> What you are asked to do
All of the data must be written out verbatim, with pictures excluded.

Records from a data source:
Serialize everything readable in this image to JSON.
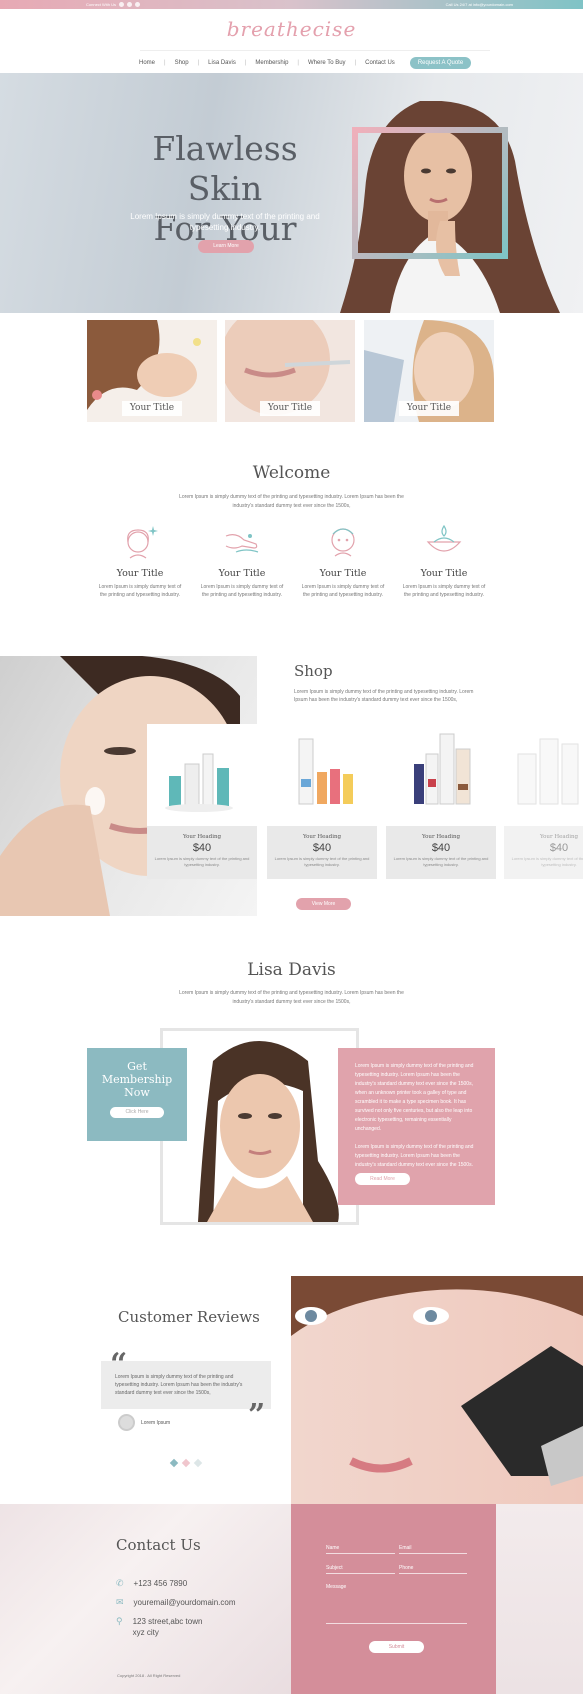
{
  "topbar": {
    "connect": "Connect With Us",
    "call": "Call Us 24/7 at",
    "email": "info@yourdomain.com"
  },
  "logo": "breathecise",
  "nav": {
    "items": [
      "Home",
      "Shop",
      "Lisa Davis",
      "Membership",
      "Where To Buy",
      "Contact Us"
    ],
    "quote_button": "Request A Quote"
  },
  "hero": {
    "title_line1": "Flawless Skin",
    "title_line2": "For Your",
    "subtitle": "Lorem Ipsum is simply dummy text of the printing and typesetting industry.",
    "button": "Learn More"
  },
  "tiles": [
    {
      "caption": "Your Title"
    },
    {
      "caption": "Your Title"
    },
    {
      "caption": "Your Title"
    }
  ],
  "welcome": {
    "title": "Welcome",
    "text": "Lorem Ipsum is simply dummy text of the printing and typesetting industry. Lorem Ipsum has been the industry's standard dummy text ever since the 1500s,",
    "features": [
      {
        "icon": "face-sparkle-icon",
        "title": "Your Title",
        "text": "Lorem Ipsum is simply dummy text of the printing and typesetting industry."
      },
      {
        "icon": "hand-cream-icon",
        "title": "Your Title",
        "text": "Lorem Ipsum is simply dummy text of the printing and typesetting industry."
      },
      {
        "icon": "face-mask-icon",
        "title": "Your Title",
        "text": "Lorem Ipsum is simply dummy text of the printing and typesetting industry."
      },
      {
        "icon": "cream-bowl-icon",
        "title": "Your Title",
        "text": "Lorem Ipsum is simply dummy text of the printing and typesetting industry."
      }
    ]
  },
  "shop": {
    "title": "Shop",
    "text": "Lorem Ipsum is simply dummy text of the printing and typesetting industry. Lorem Ipsum has been the industry's standard dummy text ever since the 1500s,",
    "products": [
      {
        "heading": "Your Heading",
        "price": "$40",
        "text": "Lorem Ipsum is simply dummy text of the printing and typesetting industry."
      },
      {
        "heading": "Your Heading",
        "price": "$40",
        "text": "Lorem Ipsum is simply dummy text of the printing and typesetting industry."
      },
      {
        "heading": "Your Heading",
        "price": "$40",
        "text": "Lorem Ipsum is simply dummy text of the printing and typesetting industry."
      },
      {
        "heading": "Your Heading",
        "price": "$40",
        "text": "Lorem Ipsum is simply dummy text of the printing and typesetting industry."
      }
    ],
    "button": "View More"
  },
  "lisa": {
    "title": "Lisa Davis",
    "text": "Lorem Ipsum is simply dummy text of the printing and typesetting industry. Lorem Ipsum has been the industry's standard dummy text ever since the 1500s,",
    "membership_line1": "Get",
    "membership_line2": "Membership",
    "membership_line3": "Now",
    "membership_button": "Click Here",
    "para1": "Lorem Ipsum is simply dummy text of the printing and typesetting industry. Lorem Ipsum has been the industry's standard dummy text ever since the 1500s, when an unknown printer took a galley of type and scrambled it to make a type specimen book. It has survived not only five centuries, but also the leap into electronic typesetting, remaining essentially unchanged.",
    "para2": "Lorem Ipsum is simply dummy text of the printing and typesetting industry. Lorem Ipsum has been the industry's standard dummy text ever since the 1500s.",
    "read_more": "Read More"
  },
  "reviews": {
    "title": "Customer Reviews",
    "quote": "Lorem Ipsum is simply dummy text of the printing and typesetting industry. Lorem Ipsum has been the industry's standard dummy text ever since the 1500s,",
    "user": "Lorem Ipsum"
  },
  "contact": {
    "title": "Contact Us",
    "phone": "+123 456 7890",
    "email": "youremail@yourdomain.com",
    "address_line1": "123 street,abc town",
    "address_line2": "xyz city",
    "copyright": "Copyright 2018 . All Right Reserved",
    "form": {
      "name": "Name",
      "email": "Email",
      "subject": "Subject",
      "phone": "Phone",
      "message": "Message",
      "submit": "Submit"
    }
  },
  "colors": {
    "pink": "#e2a2ac",
    "teal": "#8cc2c7",
    "text": "#555555"
  }
}
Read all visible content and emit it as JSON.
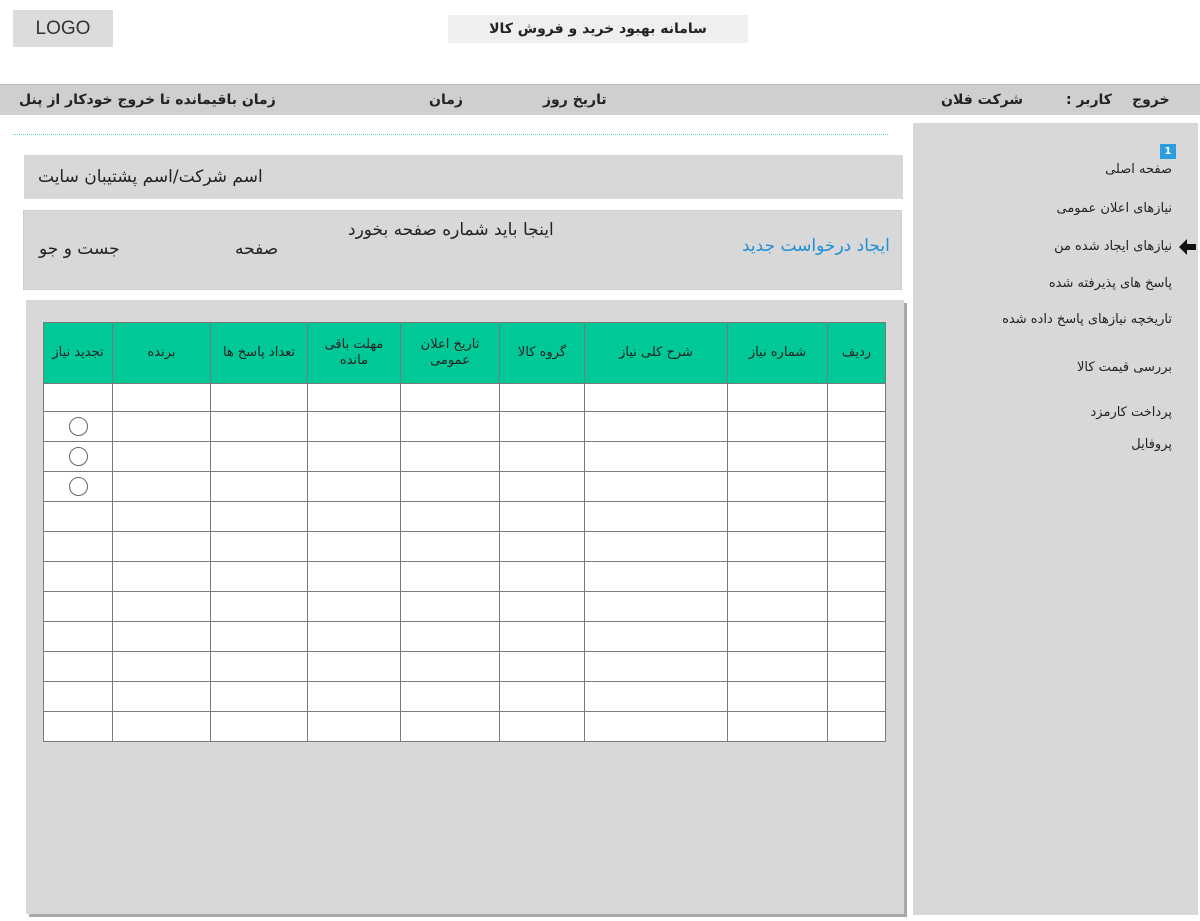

> Result for this exercise
Serialize everything readable in this image to JSON.
{
  "topbar": {
    "connect": "Connect With Us",
    "call": "Call Us 24/7 at",
    "email": "info@yourdomain.com"
  },
  "logo": "breathecise",
  "nav": {
    "items": [
      "Home",
      "Shop",
      "Lisa Davis",
      "Membership",
      "Where To Buy",
      "Contact Us"
    ],
    "quote_button": "Request A Quote"
  },
  "hero": {
    "title_line1": "Flawless Skin",
    "title_line2": "For Your",
    "subtitle": "Lorem Ipsum is simply dummy text of the printing and typesetting industry.",
    "button": "Learn More"
  },
  "tiles": [
    {
      "caption": "Your Title"
    },
    {
      "caption": "Your Title"
    },
    {
      "caption": "Your Title"
    }
  ],
  "welcome": {
    "title": "Welcome",
    "text": "Lorem Ipsum is simply dummy text of the printing and typesetting industry. Lorem Ipsum has been the industry's standard dummy text ever since the 1500s,",
    "features": [
      {
        "icon": "face-sparkle-icon",
        "title": "Your Title",
        "text": "Lorem Ipsum is simply dummy text of the printing and typesetting industry."
      },
      {
        "icon": "hand-cream-icon",
        "title": "Your Title",
        "text": "Lorem Ipsum is simply dummy text of the printing and typesetting industry."
      },
      {
        "icon": "face-mask-icon",
        "title": "Your Title",
        "text": "Lorem Ipsum is simply dummy text of the printing and typesetting industry."
      },
      {
        "icon": "cream-bowl-icon",
        "title": "Your Title",
        "text": "Lorem Ipsum is simply dummy text of the printing and typesetting industry."
      }
    ]
  },
  "shop": {
    "title": "Shop",
    "text": "Lorem Ipsum is simply dummy text of the printing and typesetting industry. Lorem Ipsum has been the industry's standard dummy text ever since the 1500s,",
    "products": [
      {
        "heading": "Your Heading",
        "price": "$40",
        "text": "Lorem Ipsum is simply dummy text of the printing and typesetting industry."
      },
      {
        "heading": "Your Heading",
        "price": "$40",
        "text": "Lorem Ipsum is simply dummy text of the printing and typesetting industry."
      },
      {
        "heading": "Your Heading",
        "price": "$40",
        "text": "Lorem Ipsum is simply dummy text of the printing and typesetting industry."
      },
      {
        "heading": "Your Heading",
        "price": "$40",
        "text": "Lorem Ipsum is simply dummy text of the printing and typesetting industry."
      }
    ],
    "button": "View More"
  },
  "lisa": {
    "title": "Lisa Davis",
    "text": "Lorem Ipsum is simply dummy text of the printing and typesetting industry. Lorem Ipsum has been the industry's standard dummy text ever since the 1500s,",
    "membership_line1": "Get",
    "membership_line2": "Membership",
    "membership_line3": "Now",
    "membership_button": "Click Here",
    "para1": "Lorem Ipsum is simply dummy text of the printing and typesetting industry. Lorem Ipsum has been the industry's standard dummy text ever since the 1500s, when an unknown printer took a galley of type and scrambled it to make a type specimen book. It has survived not only five centuries, but also the leap into electronic typesetting, remaining essentially unchanged.",
    "para2": "Lorem Ipsum is simply dummy text of the printing and typesetting industry. Lorem Ipsum has been the industry's standard dummy text ever since the 1500s.",
    "read_more": "Read More"
  },
  "reviews": {
    "title": "Customer Reviews",
    "quote": "Lorem Ipsum is simply dummy text of the printing and typesetting industry. Lorem Ipsum has been the industry's standard dummy text ever since the 1500s,",
    "user": "Lorem Ipsum"
  },
  "contact": {
    "title": "Contact Us",
    "phone": "+123 456 7890",
    "email": "youremail@yourdomain.com",
    "address_line1": "123 street,abc town",
    "address_line2": "xyz city",
    "copyright": "Copyright 2018 . All Right Reserved",
    "form": {
      "name": "Name",
      "email": "Email",
      "subject": "Subject",
      "phone": "Phone",
      "message": "Message",
      "submit": "Submit"
    }
  },
  "colors": {
    "pink": "#e2a2ac",
    "teal": "#8cc2c7",
    "text": "#555555"
  }
}
Read all visible content and emit it as JSON.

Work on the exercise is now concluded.